EXERCISE DETAILS: Give back all the records below, unaltered.

[Saved data entries]
>>>>

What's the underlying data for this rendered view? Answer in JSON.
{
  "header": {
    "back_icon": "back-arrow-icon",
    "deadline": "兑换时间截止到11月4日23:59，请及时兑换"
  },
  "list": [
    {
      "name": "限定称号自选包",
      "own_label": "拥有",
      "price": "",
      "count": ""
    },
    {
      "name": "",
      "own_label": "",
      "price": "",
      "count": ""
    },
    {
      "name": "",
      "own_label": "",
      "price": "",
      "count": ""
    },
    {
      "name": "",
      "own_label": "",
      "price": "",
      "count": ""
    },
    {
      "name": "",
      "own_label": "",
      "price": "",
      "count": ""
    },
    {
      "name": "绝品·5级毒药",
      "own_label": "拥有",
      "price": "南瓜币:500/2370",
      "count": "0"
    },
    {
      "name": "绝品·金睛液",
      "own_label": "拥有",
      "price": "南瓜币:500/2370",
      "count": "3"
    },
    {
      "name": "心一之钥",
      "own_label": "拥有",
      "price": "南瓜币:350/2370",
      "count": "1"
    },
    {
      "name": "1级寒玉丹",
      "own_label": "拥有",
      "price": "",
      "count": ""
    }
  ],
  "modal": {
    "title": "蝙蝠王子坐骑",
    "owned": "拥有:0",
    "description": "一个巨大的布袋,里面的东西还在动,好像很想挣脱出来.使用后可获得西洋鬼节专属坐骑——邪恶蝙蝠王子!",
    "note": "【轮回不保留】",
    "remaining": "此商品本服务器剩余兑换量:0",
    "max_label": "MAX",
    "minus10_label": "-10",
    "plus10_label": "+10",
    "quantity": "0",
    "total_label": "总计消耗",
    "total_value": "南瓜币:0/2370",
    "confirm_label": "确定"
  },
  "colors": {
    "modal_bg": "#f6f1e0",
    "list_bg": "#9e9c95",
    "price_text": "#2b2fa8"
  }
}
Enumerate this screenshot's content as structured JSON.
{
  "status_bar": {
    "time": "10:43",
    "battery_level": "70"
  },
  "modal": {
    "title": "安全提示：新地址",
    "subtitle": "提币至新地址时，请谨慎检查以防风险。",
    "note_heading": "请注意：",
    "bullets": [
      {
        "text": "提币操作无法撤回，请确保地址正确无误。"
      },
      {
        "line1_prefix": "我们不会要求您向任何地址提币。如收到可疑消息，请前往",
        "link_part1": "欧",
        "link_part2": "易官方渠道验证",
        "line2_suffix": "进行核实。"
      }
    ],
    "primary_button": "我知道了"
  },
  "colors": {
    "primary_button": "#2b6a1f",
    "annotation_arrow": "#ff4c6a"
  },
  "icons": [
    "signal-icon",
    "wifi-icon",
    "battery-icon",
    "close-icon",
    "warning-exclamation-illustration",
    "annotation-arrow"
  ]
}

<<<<

WRITTEN RESPONSE:
What's the underlying data for this rendered view? Answer in JSON.
{
  "header": {
    "back_icon": "back-arrow-icon",
    "deadline": "兑换时间截止到11月4日23:59，请及时兑换"
  },
  "list": [
    {
      "name": "限定称号自选包",
      "own_label": "拥有",
      "price": "",
      "count": ""
    },
    {
      "name": "",
      "own_label": "",
      "price": "",
      "count": ""
    },
    {
      "name": "",
      "own_label": "",
      "price": "",
      "count": ""
    },
    {
      "name": "",
      "own_label": "",
      "price": "",
      "count": ""
    },
    {
      "name": "",
      "own_label": "",
      "price": "",
      "count": ""
    },
    {
      "name": "绝品·5级毒药",
      "own_label": "拥有",
      "price": "南瓜币:500/2370",
      "count": "0"
    },
    {
      "name": "绝品·金睛液",
      "own_label": "拥有",
      "price": "南瓜币:500/2370",
      "count": "3"
    },
    {
      "name": "心一之钥",
      "own_label": "拥有",
      "price": "南瓜币:350/2370",
      "count": "1"
    },
    {
      "name": "1级寒玉丹",
      "own_label": "拥有",
      "price": "",
      "count": ""
    }
  ],
  "modal": {
    "title": "蝙蝠王子坐骑",
    "owned": "拥有:0",
    "description": "一个巨大的布袋,里面的东西还在动,好像很想挣脱出来.使用后可获得西洋鬼节专属坐骑——邪恶蝙蝠王子!",
    "note": "【轮回不保留】",
    "remaining": "此商品本服务器剩余兑换量:0",
    "max_label": "MAX",
    "minus10_label": "-10",
    "plus10_label": "+10",
    "quantity": "0",
    "total_label": "总计消耗",
    "total_value": "南瓜币:0/2370",
    "confirm_label": "确定"
  },
  "colors": {
    "modal_bg": "#f6f1e0",
    "list_bg": "#9e9c95",
    "price_text": "#2b2fa8"
  }
}
Enumerate this screenshot's content as structured JSON.
{
  "status_bar": {
    "time": "10:43",
    "battery_level": "70"
  },
  "modal": {
    "title": "安全提示：新地址",
    "subtitle": "提币至新地址时，请谨慎检查以防风险。",
    "note_heading": "请注意：",
    "bullets": [
      {
        "text": "提币操作无法撤回，请确保地址正确无误。"
      },
      {
        "line1_prefix": "我们不会要求您向任何地址提币。如收到可疑消息，请前往",
        "link_part1": "欧",
        "link_part2": "易官方渠道验证",
        "line2_suffix": "进行核实。"
      }
    ],
    "primary_button": "我知道了"
  },
  "colors": {
    "primary_button": "#2b6a1f",
    "annotation_arrow": "#ff4c6a"
  },
  "icons": [
    "signal-icon",
    "wifi-icon",
    "battery-icon",
    "close-icon",
    "warning-exclamation-illustration",
    "annotation-arrow"
  ]
}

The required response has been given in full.